━━ DATA LISTING

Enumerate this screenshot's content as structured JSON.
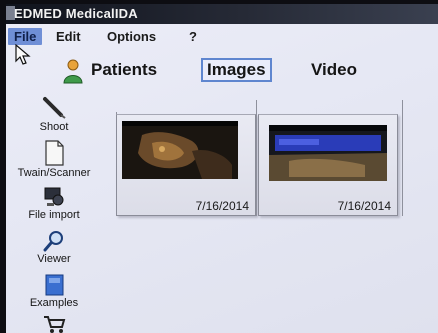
{
  "window": {
    "title": "EDMED MedicalIDA"
  },
  "menu": [
    {
      "label": "File"
    },
    {
      "label": "Edit"
    },
    {
      "label": "Options"
    },
    {
      "label": "?"
    }
  ],
  "tabs": [
    {
      "label": "Patients",
      "icon": "person-icon"
    },
    {
      "label": "Images",
      "active": true
    },
    {
      "label": "Video"
    }
  ],
  "sidebar": [
    {
      "label": "Shoot",
      "icon": "pen-icon"
    },
    {
      "label": "Twain/Scanner",
      "icon": "document-icon"
    },
    {
      "label": "File import",
      "icon": "import-icon"
    },
    {
      "label": "Viewer",
      "icon": "magnifier-icon"
    },
    {
      "label": "Examples",
      "icon": "book-icon"
    },
    {
      "label": "",
      "icon": "cart-icon"
    }
  ],
  "images": [
    {
      "date": "7/16/2014"
    },
    {
      "date": "7/16/2014"
    }
  ],
  "colors": {
    "accent": "#5f86cf",
    "menu_highlight": "#6f8fd6",
    "titlebar": "#10131c"
  }
}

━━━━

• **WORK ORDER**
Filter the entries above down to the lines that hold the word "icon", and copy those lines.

• **WRITTEN ANSWER**
      "icon": "person-icon"
      "icon": "pen-icon"
      "icon": "document-icon"
      "icon": "import-icon"
      "icon": "magnifier-icon"
      "icon": "book-icon"
      "icon": "cart-icon"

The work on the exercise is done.